Although the RNC accepted the foundation’s demand regarding the fundraising emails, “we still have a lot of additional work,” Giller said. The foundation is looking into how many people might have seen the email and how many of the coin sets were sold, and may still decide to get lawyers involved, she added.
Frederick J. Ryan Jr., who chairs the Reagan Foundation board, is also publisher and CEO of The Washington Post. He declined to offer a comment for this column.
This isn’t the first time the 45th president has traded on the name or likeness of the 40th, who is revered among conservatives, for his own purposes. In July 2019, he shared as “Cute!” a fake quote by Reagan that was making its way around social media. According to the apocryphal story, Reagan upon meeting Trump supposedly said: “For the life of me, and I’ll never know how to explain it, when I met that young man, I felt like I was the one shaking hands with the president.”
Trump continued to spread the made-up quote, even though Joanne Drake, the chief administrative officer of the Reagan Foundation, had already told the fact-checking website PolitiFact that Reagan “did not ever say that about Donald Trump.”
Relations between the Trump family and the Reagan Foundation have generally been cordial.
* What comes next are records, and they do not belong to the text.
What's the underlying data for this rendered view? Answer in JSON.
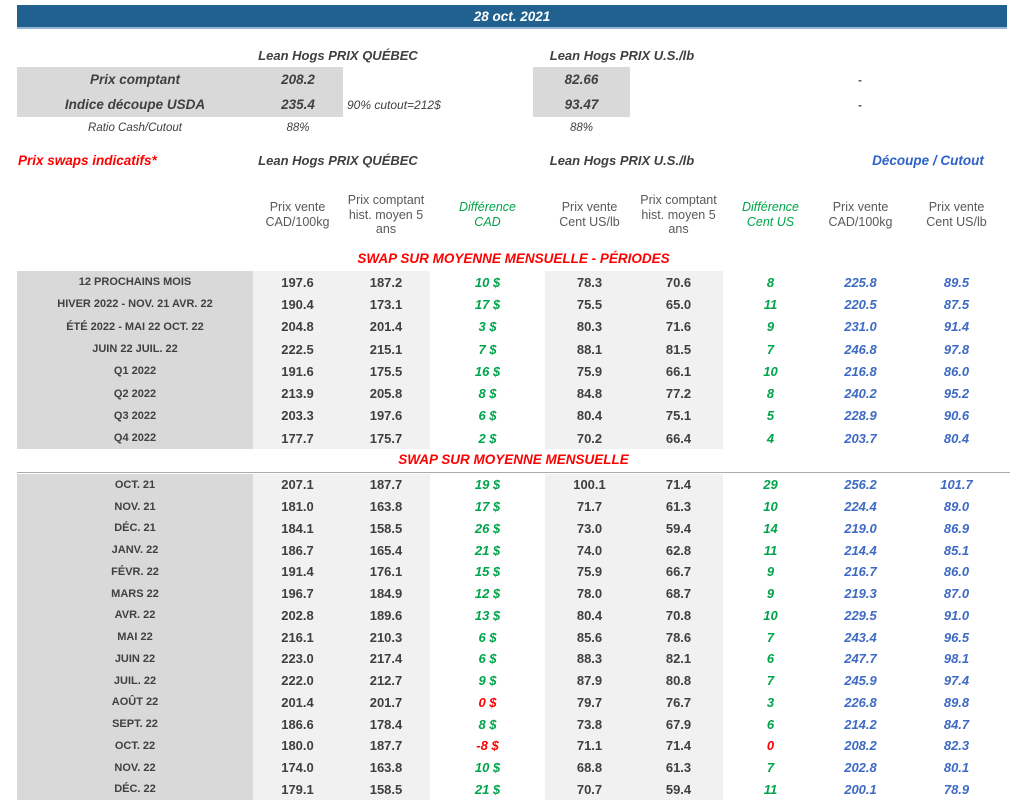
{
  "date_bar": {
    "date": "28 oct. 2021"
  },
  "colors": {
    "bar_blue": "#20618F",
    "accent_red": "#FF0000",
    "accent_green": "#00A44A",
    "accent_blue": "#3E6AC3",
    "label_bg": "#D9D9D9",
    "strip_bg": "#F1F1F1"
  },
  "top_summary": {
    "quebec_title": "Lean Hogs PRIX QUÉBEC",
    "us_title": "Lean Hogs PRIX U.S./lb",
    "rows": {
      "comptant": {
        "label": "Prix comptant",
        "qc": "208.2",
        "us": "82.66",
        "right": "-"
      },
      "indice": {
        "label": "Indice découpe USDA",
        "qc": "235.4",
        "note": "90% cutout=212$",
        "us": "93.47",
        "right": "-"
      },
      "ratio": {
        "label": "Ratio Cash/Cutout",
        "qc": "88%",
        "us": "88%"
      }
    }
  },
  "swaps_header": {
    "title": "Prix swaps indicatifs*",
    "quebec_title": "Lean Hogs PRIX QUÉBEC",
    "us_title": "Lean Hogs PRIX U.S./lb",
    "cutout_title": "Découpe / Cutout"
  },
  "columns": [
    "Prix vente\nCAD/100kg",
    "Prix comptant\nhist. moyen 5\nans",
    "Différence\nCAD",
    "Prix vente\nCent US/lb",
    "Prix comptant\nhist. moyen 5\nans",
    "Différence\nCent US",
    "Prix vente\nCAD/100kg",
    "Prix vente\nCent US/lb"
  ],
  "sections": [
    {
      "title": "SWAP SUR MOYENNE MENSUELLE - PÉRIODES",
      "rows": [
        [
          "12 PROCHAINS MOIS",
          "197.6",
          "187.2",
          "10 $",
          "78.3",
          "70.6",
          "8",
          "225.8",
          "89.5"
        ],
        [
          "HIVER 2022 - NOV. 21 AVR. 22",
          "190.4",
          "173.1",
          "17 $",
          "75.5",
          "65.0",
          "11",
          "220.5",
          "87.5"
        ],
        [
          "ÉTÉ 2022 - MAI 22 OCT. 22",
          "204.8",
          "201.4",
          "3 $",
          "80.3",
          "71.6",
          "9",
          "231.0",
          "91.4"
        ],
        [
          "JUIN 22 JUIL. 22",
          "222.5",
          "215.1",
          "7 $",
          "88.1",
          "81.5",
          "7",
          "246.8",
          "97.8"
        ],
        [
          "Q1 2022",
          "191.6",
          "175.5",
          "16 $",
          "75.9",
          "66.1",
          "10",
          "216.8",
          "86.0"
        ],
        [
          "Q2 2022",
          "213.9",
          "205.8",
          "8 $",
          "84.8",
          "77.2",
          "8",
          "240.2",
          "95.2"
        ],
        [
          "Q3 2022",
          "203.3",
          "197.6",
          "6 $",
          "80.4",
          "75.1",
          "5",
          "228.9",
          "90.6"
        ],
        [
          "Q4 2022",
          "177.7",
          "175.7",
          "2 $",
          "70.2",
          "66.4",
          "4",
          "203.7",
          "80.4"
        ]
      ]
    },
    {
      "title": "SWAP SUR MOYENNE MENSUELLE",
      "rows": [
        [
          "OCT. 21",
          "207.1",
          "187.7",
          "19 $",
          "100.1",
          "71.4",
          "29",
          "256.2",
          "101.7"
        ],
        [
          "NOV. 21",
          "181.0",
          "163.8",
          "17 $",
          "71.7",
          "61.3",
          "10",
          "224.4",
          "89.0"
        ],
        [
          "DÉC. 21",
          "184.1",
          "158.5",
          "26 $",
          "73.0",
          "59.4",
          "14",
          "219.0",
          "86.9"
        ],
        [
          "JANV. 22",
          "186.7",
          "165.4",
          "21 $",
          "74.0",
          "62.8",
          "11",
          "214.4",
          "85.1"
        ],
        [
          "FÉVR. 22",
          "191.4",
          "176.1",
          "15 $",
          "75.9",
          "66.7",
          "9",
          "216.7",
          "86.0"
        ],
        [
          "MARS 22",
          "196.7",
          "184.9",
          "12 $",
          "78.0",
          "68.7",
          "9",
          "219.3",
          "87.0"
        ],
        [
          "AVR. 22",
          "202.8",
          "189.6",
          "13 $",
          "80.4",
          "70.8",
          "10",
          "229.5",
          "91.0"
        ],
        [
          "MAI 22",
          "216.1",
          "210.3",
          "6 $",
          "85.6",
          "78.6",
          "7",
          "243.4",
          "96.5"
        ],
        [
          "JUIN 22",
          "223.0",
          "217.4",
          "6 $",
          "88.3",
          "82.1",
          "6",
          "247.7",
          "98.1"
        ],
        [
          "JUIL. 22",
          "222.0",
          "212.7",
          "9 $",
          "87.9",
          "80.8",
          "7",
          "245.9",
          "97.4"
        ],
        [
          "AOÛT 22",
          "201.4",
          "201.7",
          "0 $",
          "79.7",
          "76.7",
          "3",
          "226.8",
          "89.8"
        ],
        [
          "SEPT. 22",
          "186.6",
          "178.4",
          "8 $",
          "73.8",
          "67.9",
          "6",
          "214.2",
          "84.7"
        ],
        [
          "OCT. 22",
          "180.0",
          "187.7",
          "-8 $",
          "71.1",
          "71.4",
          "0",
          "208.2",
          "82.3"
        ],
        [
          "NOV. 22",
          "174.0",
          "163.8",
          "10 $",
          "68.8",
          "61.3",
          "7",
          "202.8",
          "80.1"
        ],
        [
          "DÉC. 22",
          "179.1",
          "158.5",
          "21 $",
          "70.7",
          "59.4",
          "11",
          "200.1",
          "78.9"
        ]
      ]
    }
  ]
}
Last November, Donald Trump Jr. appeared for a lecture and book-signing at the Reagan Library, for which the foundation charged admission. The event sold out.
“President Reagan was a proud Republican and supporter of a party that has carried on his fight for conservative principles of economic opportunity and limited government. His likeness is used by thousands of Republicans each year who gather around the country for ‘Reagan Dinners,’ and his library regularly hosts debates for our presidential candidates," RNC communications director Michael Ahrens said in an emailed statement. "Given that the Reagan Foundation just recently hosted the Trump family to raise money for its organization and has not objected to us using President Reagan’s likeness before, their objection came as a surprise. Even though we believe our use of the image was appropriate, we will stop emailing this fundraising solicitation as a courtesy.”
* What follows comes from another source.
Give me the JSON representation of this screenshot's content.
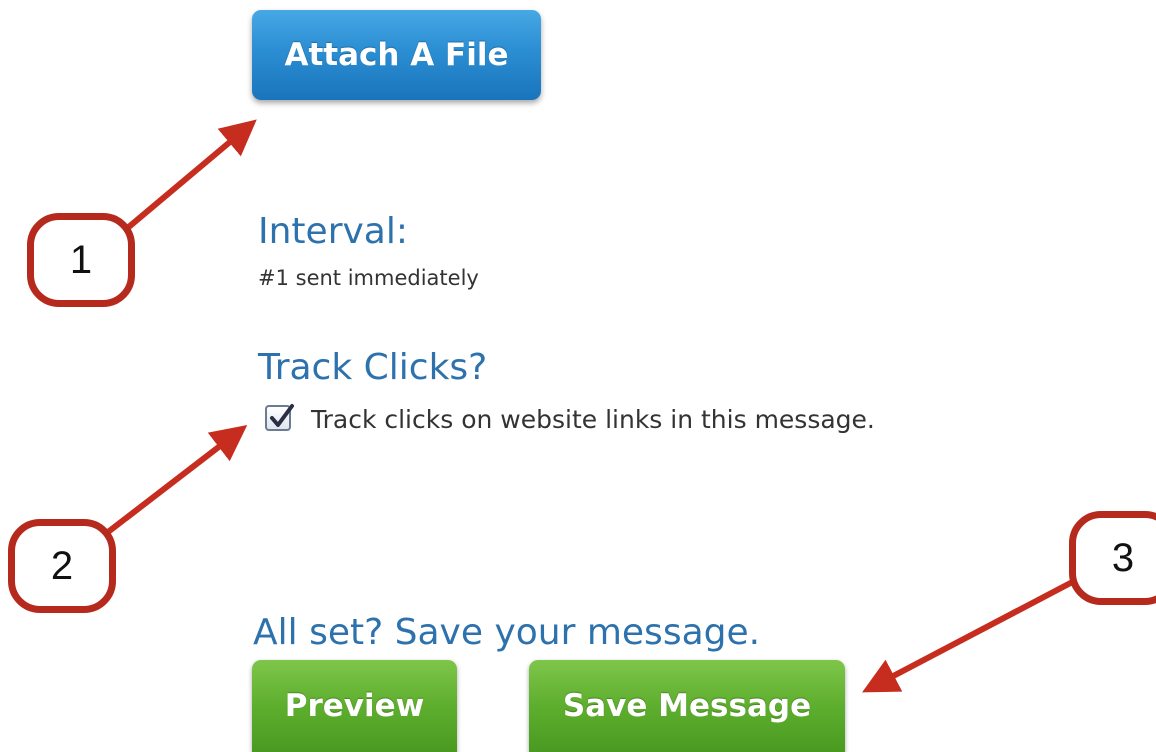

As of Saturday afternoon, it appeared that the coin sets were still available on the joint fundraising committee website.
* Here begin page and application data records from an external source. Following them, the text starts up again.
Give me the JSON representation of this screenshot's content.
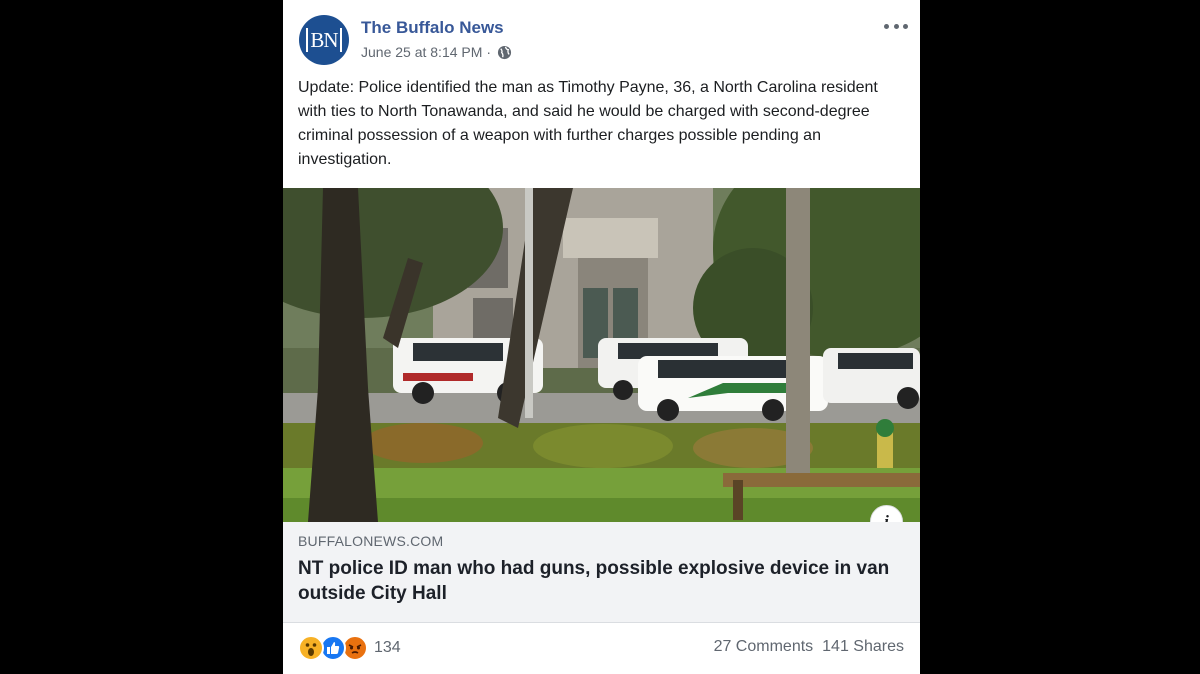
{
  "post": {
    "page_name": "The Buffalo News",
    "avatar_text": "BN",
    "timestamp": "June 25 at 8:14 PM",
    "separator": "·",
    "text": "Update: Police identified the man as Timothy Payne, 36, a North Carolina resident with ties to North Tonawanda, and said he would be charged with second-degree criminal possession of a weapon with further charges possible pending an investigation."
  },
  "link": {
    "domain": "BUFFALONEWS.COM",
    "headline": "NT police ID man who had guns, possible explosive device in van outside City Hall",
    "info_label": "i"
  },
  "engagement": {
    "reaction_icons": [
      "wow-reaction-icon",
      "like-reaction-icon",
      "angry-reaction-icon"
    ],
    "reaction_count": "134",
    "comments": "27 Comments",
    "shares": "141 Shares"
  },
  "colors": {
    "page_name": "#385898",
    "avatar_bg": "#1d4f91",
    "link_box_bg": "#f2f3f5"
  }
}
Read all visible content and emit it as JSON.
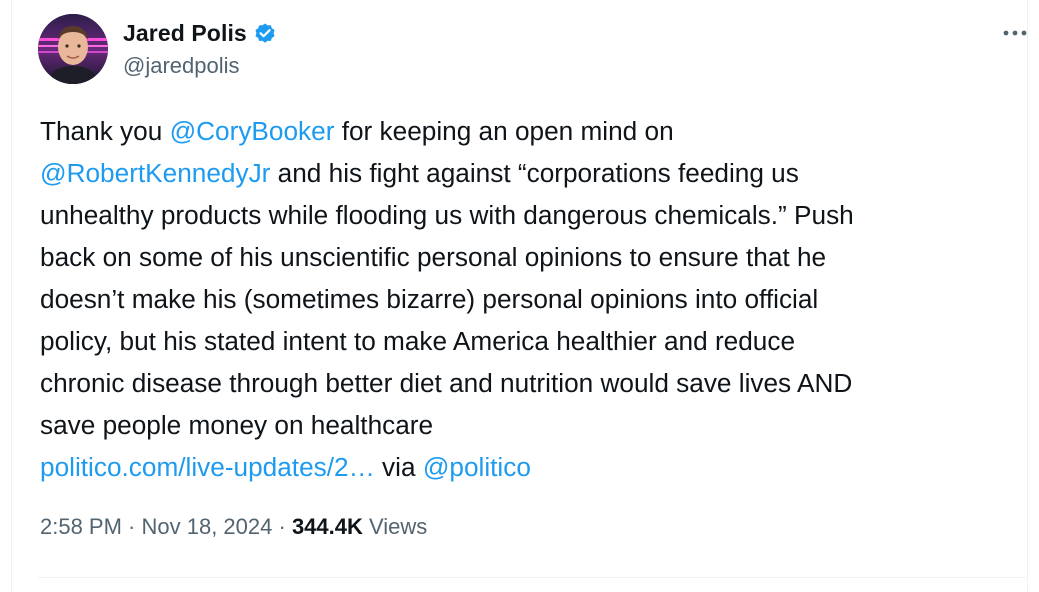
{
  "author": {
    "display_name": "Jared Polis",
    "handle": "@jaredpolis",
    "verified": true
  },
  "tweet": {
    "segments": [
      {
        "type": "text",
        "text": "Thank you "
      },
      {
        "type": "mention",
        "text": "@CoryBooker"
      },
      {
        "type": "text",
        "text": " for keeping an open mind on\n"
      },
      {
        "type": "mention",
        "text": "@RobertKennedyJr"
      },
      {
        "type": "text",
        "text": " and his fight against “corporations feeding us\nunhealthy products while flooding us with dangerous chemicals.” Push\nback on some of his unscientific personal opinions to ensure that he\ndoesn’t make his (sometimes bizarre) personal opinions into official\npolicy, but his stated intent to make America healthier and reduce\nchronic disease through better diet and nutrition would save lives AND\nsave people money on healthcare\n"
      },
      {
        "type": "link",
        "text": "politico.com/live-updates/2…"
      },
      {
        "type": "text",
        "text": " via "
      },
      {
        "type": "mention",
        "text": "@politico"
      }
    ]
  },
  "meta": {
    "time": "2:58 PM",
    "separator": " · ",
    "date": "Nov 18, 2024",
    "views_count": "344.4K",
    "views_label": " Views"
  },
  "icons": {
    "verified": "verified-badge-icon",
    "more": "more-options-icon",
    "accent_color": "#1d9bf0"
  }
}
Nancy Reagan, who died in 2016, was leery of those who invoked her husband’s name, even in efforts to pay tribute to him. In 2003, for instance, she publicly opposed a push by conservative House Republicans to replace Franklin D. Roosevelt’s profile on the dime with an image of Reagan, who by then was nearing the end of his battle with Alzheimer’s disease.
“While I can understand the intentions of those seeking to place my husband’s face on the dime, I do not support this proposal and I am certain Ronnie would not,” the former first lady said. “When our country chooses to honor a great president such as Franklin Roosevelt by placing his likeness on our currency, it would be wrong to remove him and replace him with another.”
Nancy Reagan understood that a president’s place in history is precious, unique and vulnerable to the opportunism of those who claim to follow in his footsteps. It is not hard to imagine what she would have thought of the “iconic” coins that Trump has been hawking.